I felt so exhausted that all I wanted to do was sleep. Belinda made me some warm lemon and honey for my throat and by the time I had finished it my eyes were closing. I fell into a very deep sleep.
“They are here,” Belinda shouted, looking through the front curtains. “Oh, both of them at the same time. How lovely.”
Cheryl, Matt and their three children, along with David, Ruth and the twins all came up the garden path, all carrying presents, wine, and all sorts of wonderful goodies.
We soon proceeded to give out all of the presents. The children whooped when they saw their gifts. We all hugged and kissed, thanking each other for such well thought out items. Belinda received a new yoga mat, a Samsung tablet and from me some new gold earrings. I received some new gardening wellies and a lovely pair of silk pyjamas from Belinda.
Finally Cheryl and David came with two packages. They said that they wanted to buy me something particular, but due to the cost had decided to buy jointly.
My excitement grew as I saw the anticipation of both of their faces. This was obviously something quite special.
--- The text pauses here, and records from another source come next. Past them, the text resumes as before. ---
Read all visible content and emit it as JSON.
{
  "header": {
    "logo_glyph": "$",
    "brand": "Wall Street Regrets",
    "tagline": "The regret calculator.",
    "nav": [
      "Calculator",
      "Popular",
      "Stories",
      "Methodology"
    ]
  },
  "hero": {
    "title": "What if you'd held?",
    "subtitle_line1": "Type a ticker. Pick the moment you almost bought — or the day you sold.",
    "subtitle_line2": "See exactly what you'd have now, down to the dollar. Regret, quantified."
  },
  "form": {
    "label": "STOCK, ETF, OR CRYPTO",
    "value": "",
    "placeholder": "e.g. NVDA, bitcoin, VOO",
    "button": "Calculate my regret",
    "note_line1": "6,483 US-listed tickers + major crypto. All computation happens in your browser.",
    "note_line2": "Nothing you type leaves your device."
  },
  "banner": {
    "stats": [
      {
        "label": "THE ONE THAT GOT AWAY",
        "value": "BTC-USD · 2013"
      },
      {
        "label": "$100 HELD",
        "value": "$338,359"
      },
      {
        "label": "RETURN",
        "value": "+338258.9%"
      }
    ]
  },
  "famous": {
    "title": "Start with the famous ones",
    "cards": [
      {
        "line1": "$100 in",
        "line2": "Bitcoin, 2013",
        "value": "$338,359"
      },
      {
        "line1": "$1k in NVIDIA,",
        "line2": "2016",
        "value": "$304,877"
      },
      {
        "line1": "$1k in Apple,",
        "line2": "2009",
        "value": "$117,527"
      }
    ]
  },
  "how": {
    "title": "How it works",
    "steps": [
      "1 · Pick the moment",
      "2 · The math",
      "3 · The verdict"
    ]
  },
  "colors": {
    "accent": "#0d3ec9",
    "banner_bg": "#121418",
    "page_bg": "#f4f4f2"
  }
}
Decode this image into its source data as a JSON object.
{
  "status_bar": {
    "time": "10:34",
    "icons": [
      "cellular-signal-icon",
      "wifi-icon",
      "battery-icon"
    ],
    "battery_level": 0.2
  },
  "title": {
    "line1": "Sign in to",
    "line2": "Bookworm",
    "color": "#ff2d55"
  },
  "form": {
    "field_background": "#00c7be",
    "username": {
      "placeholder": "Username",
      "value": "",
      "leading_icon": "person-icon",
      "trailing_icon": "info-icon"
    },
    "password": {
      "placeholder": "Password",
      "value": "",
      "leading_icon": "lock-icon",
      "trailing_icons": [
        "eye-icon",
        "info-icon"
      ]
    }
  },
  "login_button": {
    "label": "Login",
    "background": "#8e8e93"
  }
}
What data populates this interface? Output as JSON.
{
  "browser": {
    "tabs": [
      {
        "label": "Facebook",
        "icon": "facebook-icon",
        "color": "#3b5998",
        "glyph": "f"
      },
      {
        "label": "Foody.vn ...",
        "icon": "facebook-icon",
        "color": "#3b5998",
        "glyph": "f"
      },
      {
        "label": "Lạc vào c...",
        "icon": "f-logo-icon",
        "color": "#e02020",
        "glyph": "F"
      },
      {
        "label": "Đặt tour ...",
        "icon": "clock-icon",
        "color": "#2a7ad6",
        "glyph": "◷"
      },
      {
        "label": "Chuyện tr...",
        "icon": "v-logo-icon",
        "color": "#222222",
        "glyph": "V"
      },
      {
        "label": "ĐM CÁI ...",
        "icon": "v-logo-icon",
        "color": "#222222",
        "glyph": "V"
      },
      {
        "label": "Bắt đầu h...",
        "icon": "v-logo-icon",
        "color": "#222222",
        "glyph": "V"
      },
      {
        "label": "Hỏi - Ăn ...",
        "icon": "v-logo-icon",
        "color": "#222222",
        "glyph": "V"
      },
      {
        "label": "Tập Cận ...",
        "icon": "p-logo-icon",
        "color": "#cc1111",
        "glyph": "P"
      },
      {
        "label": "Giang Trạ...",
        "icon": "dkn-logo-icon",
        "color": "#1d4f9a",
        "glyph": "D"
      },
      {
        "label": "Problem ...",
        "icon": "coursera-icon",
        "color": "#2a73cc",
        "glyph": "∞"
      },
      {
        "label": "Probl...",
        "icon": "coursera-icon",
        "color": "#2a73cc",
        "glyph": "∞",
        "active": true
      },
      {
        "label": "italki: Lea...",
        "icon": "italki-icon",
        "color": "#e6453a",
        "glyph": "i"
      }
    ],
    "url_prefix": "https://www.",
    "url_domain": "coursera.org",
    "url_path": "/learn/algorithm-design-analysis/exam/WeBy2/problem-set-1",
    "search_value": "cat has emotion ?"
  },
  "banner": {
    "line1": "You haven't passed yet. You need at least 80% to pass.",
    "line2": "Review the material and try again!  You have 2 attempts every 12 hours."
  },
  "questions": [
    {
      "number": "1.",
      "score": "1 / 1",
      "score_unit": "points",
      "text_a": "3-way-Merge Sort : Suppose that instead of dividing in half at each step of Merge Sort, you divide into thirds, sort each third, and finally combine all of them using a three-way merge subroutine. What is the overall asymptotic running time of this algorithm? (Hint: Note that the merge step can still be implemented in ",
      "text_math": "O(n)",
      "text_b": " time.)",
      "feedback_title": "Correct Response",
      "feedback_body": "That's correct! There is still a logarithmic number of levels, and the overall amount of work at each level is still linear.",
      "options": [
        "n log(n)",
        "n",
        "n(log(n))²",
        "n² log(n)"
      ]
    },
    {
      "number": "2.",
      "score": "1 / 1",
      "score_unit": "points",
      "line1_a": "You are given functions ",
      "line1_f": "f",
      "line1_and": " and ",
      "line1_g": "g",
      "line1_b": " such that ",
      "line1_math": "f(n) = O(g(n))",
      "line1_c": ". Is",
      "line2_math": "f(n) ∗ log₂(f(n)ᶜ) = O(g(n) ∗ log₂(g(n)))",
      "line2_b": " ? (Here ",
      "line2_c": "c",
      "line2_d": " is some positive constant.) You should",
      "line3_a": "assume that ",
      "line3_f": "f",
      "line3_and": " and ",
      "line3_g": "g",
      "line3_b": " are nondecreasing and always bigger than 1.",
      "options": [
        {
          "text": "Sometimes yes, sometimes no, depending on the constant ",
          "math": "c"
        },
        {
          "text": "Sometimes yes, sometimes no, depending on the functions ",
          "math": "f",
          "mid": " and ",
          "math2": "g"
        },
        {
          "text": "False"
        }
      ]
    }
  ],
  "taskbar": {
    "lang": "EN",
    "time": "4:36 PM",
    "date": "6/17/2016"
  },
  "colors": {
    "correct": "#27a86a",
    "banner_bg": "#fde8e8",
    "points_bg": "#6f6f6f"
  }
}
It was a Daiwa trout fishing rod and the book that I had always wanted, but could never afford, an original new copy of Robert Roosevelt’s ‘Superior Fishing’.
I looked at Belinda. She was nervously smiling, trying to reassure me with her lovely caring eyes. The tears began to roll down my cheeks. I couldn’t speak.
Cheryl and David stared at me in amazement. The whole family was looking at me. No one had ever seen me cry before.
“Dad! What’s up? Don’t you like it? We just wanted to buy you something special this year, especially as you will have time on your hands now that you have retired.”
I tried to speak, but the words would not form. The horror of yesterday came flooding back into my mind. Eventually I stammered, “No, really. It is lovely, just what I always wanted”
“Then what on Earth is the matter Dad?”
I just managed to get the words out before I finally broke down completely, blubbering like a baby.
“I never want to see another trout as long as I live.”
Of course I calmed down eventually. Our Christmas lunch was wonderful. Crackers, paper hats, turkey and all of our usual traditional celebrations were as perfect as ever.
After lunch, while the children occupied themselves with their presents and played games, Belinda and I told the story of yesterday’s drama with the miles of tread and the extra-large trout. Everyone was quiet, listening intently until we had finished. After I had explained how a four pound trout came out of my body, at the end of hundreds of yards of line, David was first to break the silence.
“Brilliant Dad. Absolutely brilliant.”
Everyone burst out laughing, totally impressed with the joke tears, the whole crazy story.
“You must have spent the whole day preparing that one. And the tears. You really had us all fooled.”
I leant over to Belinda and whispered, “should we go to the rubbish bin and show them?”
“I think not,” she quietly replied. “better to leave it as it is.”